● **What the exercise asks**: What you produce should match the records below precisely, except that images are removed.

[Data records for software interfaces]
____________
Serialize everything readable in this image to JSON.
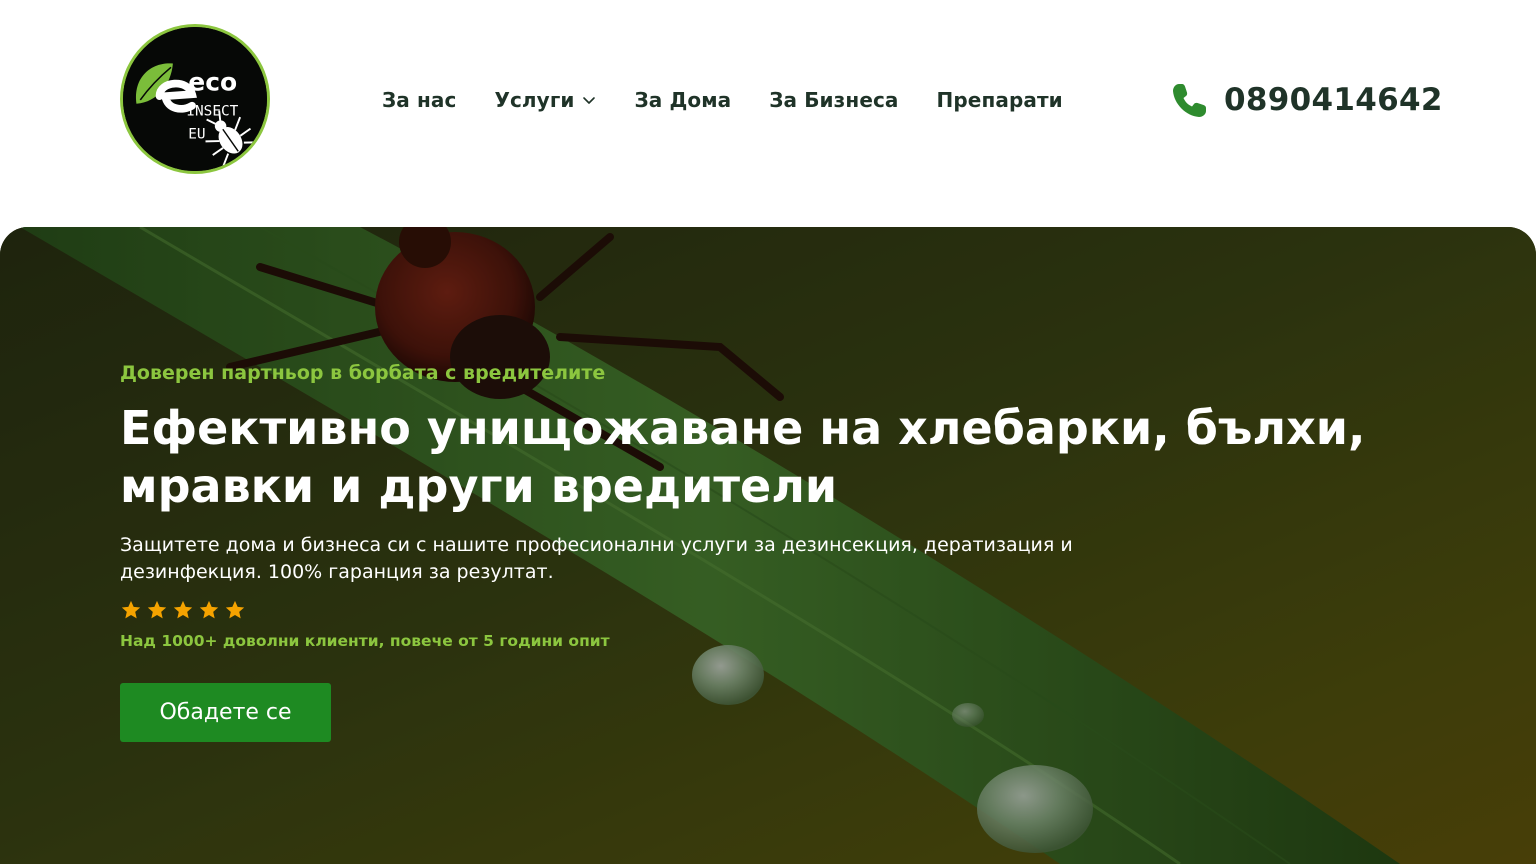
{
  "header": {
    "logo": {
      "icon": "leaf-beetle-logo",
      "wordmark_eco": "eco",
      "wordmark_insect": "INSECT",
      "wordmark_eu": "EU"
    },
    "nav": {
      "items": [
        {
          "label": "За нас"
        },
        {
          "label": "Услуги",
          "has_dropdown": true,
          "dropdown_icon": "chevron-down-icon"
        },
        {
          "label": "За Дома"
        },
        {
          "label": "За Бизнеса"
        },
        {
          "label": "Препарати"
        }
      ]
    },
    "phone": {
      "icon": "phone-icon",
      "number": "0890414642"
    }
  },
  "hero": {
    "tagline": "Доверен партньор в борбата с вредителите",
    "headline": "Ефективно унищожаване на хлебарки, бълхи, мравки и други вредители",
    "subtext": "Защитете дома и бизнеса си с нашите професионални услуги за дезинсекция, дератизация и дезинфекция. 100% гаранция за резултат.",
    "rating": {
      "stars": 5,
      "max": 5,
      "icon": "star-icon"
    },
    "trust_line": "Над 1000+ доволни клиенти, повече от 5 години опит",
    "cta_label": "Обадете се"
  },
  "colors": {
    "accent_green": "#8cc63f",
    "button_green": "#1e8a22",
    "star_orange": "#f5a300",
    "text_dark": "#1f3328",
    "phone_icon_green": "#2e8b2e"
  }
}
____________
● **Answer to the exercise**:
Serialize everything readable in this image to JSON.
{
  "header": {
    "logo": {
      "icon": "leaf-beetle-logo",
      "wordmark_eco": "eco",
      "wordmark_insect": "INSECT",
      "wordmark_eu": "EU"
    },
    "nav": {
      "items": [
        {
          "label": "За нас"
        },
        {
          "label": "Услуги",
          "has_dropdown": true,
          "dropdown_icon": "chevron-down-icon"
        },
        {
          "label": "За Дома"
        },
        {
          "label": "За Бизнеса"
        },
        {
          "label": "Препарати"
        }
      ]
    },
    "phone": {
      "icon": "phone-icon",
      "number": "0890414642"
    }
  },
  "hero": {
    "tagline": "Доверен партньор в борбата с вредителите",
    "headline": "Ефективно унищожаване на хлебарки, бълхи, мравки и други вредители",
    "subtext": "Защитете дома и бизнеса си с нашите професионални услуги за дезинсекция, дератизация и дезинфекция. 100% гаранция за резултат.",
    "rating": {
      "stars": 5,
      "max": 5,
      "icon": "star-icon"
    },
    "trust_line": "Над 1000+ доволни клиенти, повече от 5 години опит",
    "cta_label": "Обадете се"
  },
  "colors": {
    "accent_green": "#8cc63f",
    "button_green": "#1e8a22",
    "star_orange": "#f5a300",
    "text_dark": "#1f3328",
    "phone_icon_green": "#2e8b2e"
  }
}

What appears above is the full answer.